A Muzzle for Every Dog?

By Ellie Whitcomb Payne

A proactive training approach encourages early muzzle introduction and aims to remove the stigma of its use.

One of the common reasons people think to muzzle dogs is to avoid biting incidents, but in actuality, dog owners, trainers and veterinarians use muzzles to prevent a much broader array of behaviors. Today, a movement seems to be taking hold promoting the responsible use of muzzles, emphasizing training at a young age and destigmatizing the image of the mean, muzzled dog.


In puppy training classes at Charleston Animal Society, exploration stations offer young dogs opportunities to experience different items, such as nail clippers and stethoscopes, in a non-threatening and rewarding environment.  One of these stations features the basket muzzle. “Often, owners are taken aback when we introduce the muzzle training with their puppies,” says Caitllin Kuczko, licensed dog trainer with the organization’s Canine College.  But the truth is, you never know when this valuable tool might come in handy. Perhaps an emergent situation, such as a hurricane forces your family into unfamiliar and stressful living conditions, or your puppy exhibits symptoms of an eating disorder.  “We feel it is important to train your dog to be comfortable with the muzzle early on, so that if you need it, your pet is ready,” says Kuczko. “Muzzles help to keep a good dog good,” she adds, quoting SPCA colleague Jeannie Brousseau, RVT.


Captain came to Charleston Animal Society in a dismal state, abused and emaciated.  After processing and observation within the shelter, a family adopted him only to quickly return him after two attacks on other animals.  Donya Saltriale, licensed behaviorist with Charleston Animal Society, decided to take in the nervous and untrained American bulldog mix. Saltriale praises the muzzle as the saving grace that allowed her to safely, and cautiously, socialize the pup. Using the tool in conjunction with behavior training over the span of a year, Saltriale was able to gradually desensitize Captain to other dogs and cats, without the added risk associated with his bite history. Captain’s experience demonstrates that muzzles are not solutions on its own, but tools to help reach desired behavioral goals. “You can’t use a muzzle to make a dog into something he is not. I think the key should be to understand your dog’s stressors and not put him in situations where he would be dangerous to himself or others,” emphasizes Saltriale.  She adds that Captain “will never be a dog-park dog, but, because of training with the help of the muzzle, he is able to be around other dogs without being reactive anymore.”

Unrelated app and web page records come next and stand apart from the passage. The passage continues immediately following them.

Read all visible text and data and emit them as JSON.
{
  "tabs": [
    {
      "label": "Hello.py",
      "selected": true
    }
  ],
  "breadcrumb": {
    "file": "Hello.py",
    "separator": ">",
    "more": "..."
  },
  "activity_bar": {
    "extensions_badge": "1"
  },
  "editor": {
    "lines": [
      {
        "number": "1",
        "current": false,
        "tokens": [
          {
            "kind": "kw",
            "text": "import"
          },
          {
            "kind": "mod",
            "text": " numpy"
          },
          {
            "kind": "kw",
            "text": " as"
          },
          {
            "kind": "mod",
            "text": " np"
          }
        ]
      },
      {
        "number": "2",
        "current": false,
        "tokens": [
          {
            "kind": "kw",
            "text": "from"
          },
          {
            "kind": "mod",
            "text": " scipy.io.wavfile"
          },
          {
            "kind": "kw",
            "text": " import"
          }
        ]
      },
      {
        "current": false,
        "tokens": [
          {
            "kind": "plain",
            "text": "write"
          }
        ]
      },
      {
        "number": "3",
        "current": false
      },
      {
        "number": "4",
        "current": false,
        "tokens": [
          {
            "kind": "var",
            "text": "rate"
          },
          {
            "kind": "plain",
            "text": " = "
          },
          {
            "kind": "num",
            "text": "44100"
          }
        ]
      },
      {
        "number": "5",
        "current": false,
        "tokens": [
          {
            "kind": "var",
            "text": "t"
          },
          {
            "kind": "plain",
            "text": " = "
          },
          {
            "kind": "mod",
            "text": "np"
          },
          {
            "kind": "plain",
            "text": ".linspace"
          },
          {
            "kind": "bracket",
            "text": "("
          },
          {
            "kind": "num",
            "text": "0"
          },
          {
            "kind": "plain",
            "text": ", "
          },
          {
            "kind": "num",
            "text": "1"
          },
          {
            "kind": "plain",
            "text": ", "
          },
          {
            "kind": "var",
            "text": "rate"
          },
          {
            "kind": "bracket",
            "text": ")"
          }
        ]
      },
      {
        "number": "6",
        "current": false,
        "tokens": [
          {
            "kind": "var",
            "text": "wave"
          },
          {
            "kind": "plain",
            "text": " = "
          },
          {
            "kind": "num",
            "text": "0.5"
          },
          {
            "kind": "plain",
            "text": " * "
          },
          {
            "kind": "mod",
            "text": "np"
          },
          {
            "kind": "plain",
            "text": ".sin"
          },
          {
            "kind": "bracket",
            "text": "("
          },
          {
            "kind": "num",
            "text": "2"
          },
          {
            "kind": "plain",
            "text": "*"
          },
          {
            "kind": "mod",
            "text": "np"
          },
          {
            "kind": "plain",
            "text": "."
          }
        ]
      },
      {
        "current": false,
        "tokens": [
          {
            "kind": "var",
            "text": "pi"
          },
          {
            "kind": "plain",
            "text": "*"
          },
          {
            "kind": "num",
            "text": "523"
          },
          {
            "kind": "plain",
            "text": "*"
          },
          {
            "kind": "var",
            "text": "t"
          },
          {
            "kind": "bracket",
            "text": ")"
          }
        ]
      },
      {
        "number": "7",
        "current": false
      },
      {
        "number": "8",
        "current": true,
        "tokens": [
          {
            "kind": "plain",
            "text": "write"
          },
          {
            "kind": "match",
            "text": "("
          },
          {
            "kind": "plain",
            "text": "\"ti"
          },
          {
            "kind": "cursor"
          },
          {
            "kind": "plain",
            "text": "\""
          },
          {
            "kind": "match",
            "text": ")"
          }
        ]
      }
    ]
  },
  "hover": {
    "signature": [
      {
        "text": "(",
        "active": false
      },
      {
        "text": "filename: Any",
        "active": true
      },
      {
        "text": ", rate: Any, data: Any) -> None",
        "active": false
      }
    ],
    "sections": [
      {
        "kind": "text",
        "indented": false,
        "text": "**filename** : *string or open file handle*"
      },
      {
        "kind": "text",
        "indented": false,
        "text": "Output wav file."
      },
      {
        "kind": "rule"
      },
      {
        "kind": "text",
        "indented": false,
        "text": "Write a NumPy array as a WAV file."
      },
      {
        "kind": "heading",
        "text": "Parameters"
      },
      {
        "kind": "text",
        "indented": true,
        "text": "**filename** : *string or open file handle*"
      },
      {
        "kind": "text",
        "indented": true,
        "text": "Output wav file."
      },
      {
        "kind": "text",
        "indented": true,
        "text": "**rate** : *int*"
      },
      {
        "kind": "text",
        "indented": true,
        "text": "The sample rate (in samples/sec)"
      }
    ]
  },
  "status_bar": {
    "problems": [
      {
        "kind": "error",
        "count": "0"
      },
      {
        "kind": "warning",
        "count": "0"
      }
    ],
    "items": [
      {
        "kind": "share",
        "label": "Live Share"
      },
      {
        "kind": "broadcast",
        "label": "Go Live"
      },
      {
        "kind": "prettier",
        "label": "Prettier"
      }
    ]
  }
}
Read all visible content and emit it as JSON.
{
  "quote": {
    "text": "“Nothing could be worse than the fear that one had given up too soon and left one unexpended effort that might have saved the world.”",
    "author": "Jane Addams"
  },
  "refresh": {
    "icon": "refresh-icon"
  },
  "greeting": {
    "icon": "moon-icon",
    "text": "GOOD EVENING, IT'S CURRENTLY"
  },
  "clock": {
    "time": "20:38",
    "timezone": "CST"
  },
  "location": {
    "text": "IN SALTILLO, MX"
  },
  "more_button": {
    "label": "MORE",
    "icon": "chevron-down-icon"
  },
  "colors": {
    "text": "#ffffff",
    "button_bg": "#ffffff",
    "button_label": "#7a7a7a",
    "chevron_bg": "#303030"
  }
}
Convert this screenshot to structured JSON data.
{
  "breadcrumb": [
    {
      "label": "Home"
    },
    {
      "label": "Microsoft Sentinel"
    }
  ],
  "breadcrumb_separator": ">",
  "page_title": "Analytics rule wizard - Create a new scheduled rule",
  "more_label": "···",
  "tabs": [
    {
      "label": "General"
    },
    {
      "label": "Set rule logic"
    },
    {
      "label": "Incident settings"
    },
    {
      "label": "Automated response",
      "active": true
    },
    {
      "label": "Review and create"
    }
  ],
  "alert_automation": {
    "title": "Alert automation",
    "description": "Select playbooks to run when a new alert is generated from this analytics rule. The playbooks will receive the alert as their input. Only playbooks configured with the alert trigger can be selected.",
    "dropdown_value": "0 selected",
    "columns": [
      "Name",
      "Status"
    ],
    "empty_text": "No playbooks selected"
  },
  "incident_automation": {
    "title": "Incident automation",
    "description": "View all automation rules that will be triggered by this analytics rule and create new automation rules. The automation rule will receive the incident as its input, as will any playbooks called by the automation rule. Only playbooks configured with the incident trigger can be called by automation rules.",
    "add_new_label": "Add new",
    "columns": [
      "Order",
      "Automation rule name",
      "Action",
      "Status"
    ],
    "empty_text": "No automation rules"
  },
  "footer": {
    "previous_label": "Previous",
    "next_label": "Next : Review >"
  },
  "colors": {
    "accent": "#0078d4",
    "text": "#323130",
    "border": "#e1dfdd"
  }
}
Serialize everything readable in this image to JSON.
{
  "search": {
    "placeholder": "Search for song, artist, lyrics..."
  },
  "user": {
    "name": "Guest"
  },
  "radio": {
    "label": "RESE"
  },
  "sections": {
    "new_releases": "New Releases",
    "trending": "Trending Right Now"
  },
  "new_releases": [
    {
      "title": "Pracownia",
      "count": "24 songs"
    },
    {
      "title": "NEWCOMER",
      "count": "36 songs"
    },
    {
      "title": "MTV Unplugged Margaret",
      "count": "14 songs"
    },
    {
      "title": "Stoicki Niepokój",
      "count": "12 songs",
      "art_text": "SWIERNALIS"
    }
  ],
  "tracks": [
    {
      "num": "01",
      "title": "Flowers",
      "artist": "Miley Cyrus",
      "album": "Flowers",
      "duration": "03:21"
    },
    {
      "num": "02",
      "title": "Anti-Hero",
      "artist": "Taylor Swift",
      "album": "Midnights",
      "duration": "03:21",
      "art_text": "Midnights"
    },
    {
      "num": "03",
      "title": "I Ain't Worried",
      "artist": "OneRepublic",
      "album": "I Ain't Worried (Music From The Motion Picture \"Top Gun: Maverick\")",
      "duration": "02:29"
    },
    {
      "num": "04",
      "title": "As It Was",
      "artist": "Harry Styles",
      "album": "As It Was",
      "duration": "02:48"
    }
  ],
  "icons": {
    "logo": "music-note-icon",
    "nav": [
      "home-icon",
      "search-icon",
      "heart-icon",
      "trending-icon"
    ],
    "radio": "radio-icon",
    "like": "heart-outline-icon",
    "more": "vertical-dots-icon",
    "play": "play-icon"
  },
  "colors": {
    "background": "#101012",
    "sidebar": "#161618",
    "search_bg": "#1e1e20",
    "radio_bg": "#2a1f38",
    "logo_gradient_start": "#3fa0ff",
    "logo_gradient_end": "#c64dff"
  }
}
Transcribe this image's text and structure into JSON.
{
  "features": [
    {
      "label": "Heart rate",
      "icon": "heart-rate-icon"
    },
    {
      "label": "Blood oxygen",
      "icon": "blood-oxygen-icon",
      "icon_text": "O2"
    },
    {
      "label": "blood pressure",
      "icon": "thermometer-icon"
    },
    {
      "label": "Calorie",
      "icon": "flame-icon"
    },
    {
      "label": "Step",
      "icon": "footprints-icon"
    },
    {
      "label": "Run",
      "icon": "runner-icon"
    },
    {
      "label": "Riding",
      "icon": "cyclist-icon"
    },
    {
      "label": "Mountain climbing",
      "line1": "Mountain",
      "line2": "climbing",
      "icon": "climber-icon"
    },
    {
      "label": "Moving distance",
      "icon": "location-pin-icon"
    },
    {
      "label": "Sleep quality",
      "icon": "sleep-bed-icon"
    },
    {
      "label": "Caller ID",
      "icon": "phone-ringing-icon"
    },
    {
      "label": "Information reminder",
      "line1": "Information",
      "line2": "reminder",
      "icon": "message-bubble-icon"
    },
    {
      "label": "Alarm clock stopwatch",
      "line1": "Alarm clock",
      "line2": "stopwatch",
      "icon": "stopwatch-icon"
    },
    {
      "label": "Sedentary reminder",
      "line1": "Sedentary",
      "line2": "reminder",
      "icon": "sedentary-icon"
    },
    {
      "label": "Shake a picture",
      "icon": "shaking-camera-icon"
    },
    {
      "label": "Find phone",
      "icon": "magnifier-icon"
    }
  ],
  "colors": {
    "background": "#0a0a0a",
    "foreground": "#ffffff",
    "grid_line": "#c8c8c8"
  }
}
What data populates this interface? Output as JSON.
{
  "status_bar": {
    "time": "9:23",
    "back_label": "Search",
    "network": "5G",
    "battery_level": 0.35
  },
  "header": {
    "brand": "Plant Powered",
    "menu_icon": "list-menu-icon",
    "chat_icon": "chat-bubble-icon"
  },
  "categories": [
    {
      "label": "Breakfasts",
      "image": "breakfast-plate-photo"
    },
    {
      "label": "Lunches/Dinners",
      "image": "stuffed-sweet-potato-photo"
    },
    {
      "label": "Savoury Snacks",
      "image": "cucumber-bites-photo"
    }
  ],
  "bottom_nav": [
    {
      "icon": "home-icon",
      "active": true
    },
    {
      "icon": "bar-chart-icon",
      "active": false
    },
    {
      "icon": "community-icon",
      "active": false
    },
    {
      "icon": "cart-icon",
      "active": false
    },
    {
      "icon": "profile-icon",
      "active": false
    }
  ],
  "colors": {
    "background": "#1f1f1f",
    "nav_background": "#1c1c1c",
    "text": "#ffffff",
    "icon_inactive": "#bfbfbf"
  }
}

Through education, San Francisco based non-profit The Muzzle Up! Project aims to change public perception about the use of muzzles. The founder, Maureen Backman, MS, CTC, PCT-A, hosts training sessions all over the country on the correct use of basket muzzles. She notes that muzzles are still somewhat of a touchy subject, even among people who are knowledgeable about training and advocate animal welfare. “Right now, muzzles are seen as a last-minute solution for a vicious dog that may be biting,” says Backman. “Instead, my goal is for people to see muzzles as a training tool just as they would see a front-leading harness.”  She, like Kuczko, also believes in early introduction so that in an emergency, if a muzzle is needed, it does not add undue stress.

As positive reinforcement training becomes more popular across the country, the proper introduction and use of basket muzzles is more widely regarded as the humane way to protect dogs from negative experiences.  Saltriale reflects that the muzzle may have saved Captain’s life. “If I took a chance and he bit someone through the training process, I would have put him to sleep,” she reflects.  “That was not a chance I was willing to take.” While every dog may not ever need a muzzle, it might be smart to introduce the tool at a young age. Muzzles should never be used without proper training and a muzzled dog should not be left unsupervised. If you’re thinking about using one on your pet, speak with your veterinarian or licensed dog trainer before purchase.